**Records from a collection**
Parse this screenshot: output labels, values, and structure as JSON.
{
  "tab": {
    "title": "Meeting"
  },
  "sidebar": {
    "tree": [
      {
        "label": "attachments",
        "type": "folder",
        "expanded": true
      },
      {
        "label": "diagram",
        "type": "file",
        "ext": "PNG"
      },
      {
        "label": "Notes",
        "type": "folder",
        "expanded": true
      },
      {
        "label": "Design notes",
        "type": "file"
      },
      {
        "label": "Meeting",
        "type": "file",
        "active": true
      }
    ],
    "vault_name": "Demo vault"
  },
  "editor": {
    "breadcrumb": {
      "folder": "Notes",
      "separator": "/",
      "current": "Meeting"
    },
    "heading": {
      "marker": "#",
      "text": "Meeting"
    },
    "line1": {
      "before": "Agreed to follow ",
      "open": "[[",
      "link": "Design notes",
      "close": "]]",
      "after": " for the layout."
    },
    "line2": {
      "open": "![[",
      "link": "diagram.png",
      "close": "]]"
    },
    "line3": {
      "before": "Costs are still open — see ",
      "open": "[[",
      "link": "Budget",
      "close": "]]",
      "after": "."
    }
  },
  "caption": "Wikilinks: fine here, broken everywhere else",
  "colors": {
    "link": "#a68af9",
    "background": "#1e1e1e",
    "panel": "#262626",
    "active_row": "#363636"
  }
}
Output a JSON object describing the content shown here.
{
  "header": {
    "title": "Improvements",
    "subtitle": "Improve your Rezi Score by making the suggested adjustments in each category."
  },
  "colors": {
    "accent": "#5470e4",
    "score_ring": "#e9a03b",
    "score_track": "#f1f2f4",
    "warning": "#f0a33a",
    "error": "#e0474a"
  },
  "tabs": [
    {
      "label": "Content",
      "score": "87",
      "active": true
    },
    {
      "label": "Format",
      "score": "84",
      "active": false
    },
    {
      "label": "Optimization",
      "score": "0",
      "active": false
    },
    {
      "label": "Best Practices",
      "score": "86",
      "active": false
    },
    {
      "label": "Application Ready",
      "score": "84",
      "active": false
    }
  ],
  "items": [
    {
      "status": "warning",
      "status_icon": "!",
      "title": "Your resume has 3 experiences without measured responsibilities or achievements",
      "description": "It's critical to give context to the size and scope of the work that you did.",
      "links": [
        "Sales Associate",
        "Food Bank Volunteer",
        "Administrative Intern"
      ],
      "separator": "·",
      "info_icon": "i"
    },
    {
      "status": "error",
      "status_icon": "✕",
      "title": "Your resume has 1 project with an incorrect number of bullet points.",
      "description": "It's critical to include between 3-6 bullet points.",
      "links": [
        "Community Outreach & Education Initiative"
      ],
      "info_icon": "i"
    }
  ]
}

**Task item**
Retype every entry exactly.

**Solution**
Parse this screenshot: output labels, values, and structure as JSON.
{
  "tab": {
    "title": "Meeting"
  },
  "sidebar": {
    "tree": [
      {
        "label": "attachments",
        "type": "folder",
        "expanded": true
      },
      {
        "label": "diagram",
        "type": "file",
        "ext": "PNG"
      },
      {
        "label": "Notes",
        "type": "folder",
        "expanded": true
      },
      {
        "label": "Design notes",
        "type": "file"
      },
      {
        "label": "Meeting",
        "type": "file",
        "active": true
      }
    ],
    "vault_name": "Demo vault"
  },
  "editor": {
    "breadcrumb": {
      "folder": "Notes",
      "separator": "/",
      "current": "Meeting"
    },
    "heading": {
      "marker": "#",
      "text": "Meeting"
    },
    "line1": {
      "before": "Agreed to follow ",
      "open": "[[",
      "link": "Design notes",
      "close": "]]",
      "after": " for the layout."
    },
    "line2": {
      "open": "![[",
      "link": "diagram.png",
      "close": "]]"
    },
    "line3": {
      "before": "Costs are still open — see ",
      "open": "[[",
      "link": "Budget",
      "close": "]]",
      "after": "."
    }
  },
  "caption": "Wikilinks: fine here, broken everywhere else",
  "colors": {
    "link": "#a68af9",
    "background": "#1e1e1e",
    "panel": "#262626",
    "active_row": "#363636"
  }
}
Output a JSON object describing the content shown here.
{
  "header": {
    "title": "Improvements",
    "subtitle": "Improve your Rezi Score by making the suggested adjustments in each category."
  },
  "colors": {
    "accent": "#5470e4",
    "score_ring": "#e9a03b",
    "score_track": "#f1f2f4",
    "warning": "#f0a33a",
    "error": "#e0474a"
  },
  "tabs": [
    {
      "label": "Content",
      "score": "87",
      "active": true
    },
    {
      "label": "Format",
      "score": "84",
      "active": false
    },
    {
      "label": "Optimization",
      "score": "0",
      "active": false
    },
    {
      "label": "Best Practices",
      "score": "86",
      "active": false
    },
    {
      "label": "Application Ready",
      "score": "84",
      "active": false
    }
  ],
  "items": [
    {
      "status": "warning",
      "status_icon": "!",
      "title": "Your resume has 3 experiences without measured responsibilities or achievements",
      "description": "It's critical to give context to the size and scope of the work that you did.",
      "links": [
        "Sales Associate",
        "Food Bank Volunteer",
        "Administrative Intern"
      ],
      "separator": "·",
      "info_icon": "i"
    },
    {
      "status": "error",
      "status_icon": "✕",
      "title": "Your resume has 1 project with an incorrect number of bullet points.",
      "description": "It's critical to include between 3-6 bullet points.",
      "links": [
        "Community Outreach & Education Initiative"
      ],
      "info_icon": "i"
    }
  ]
}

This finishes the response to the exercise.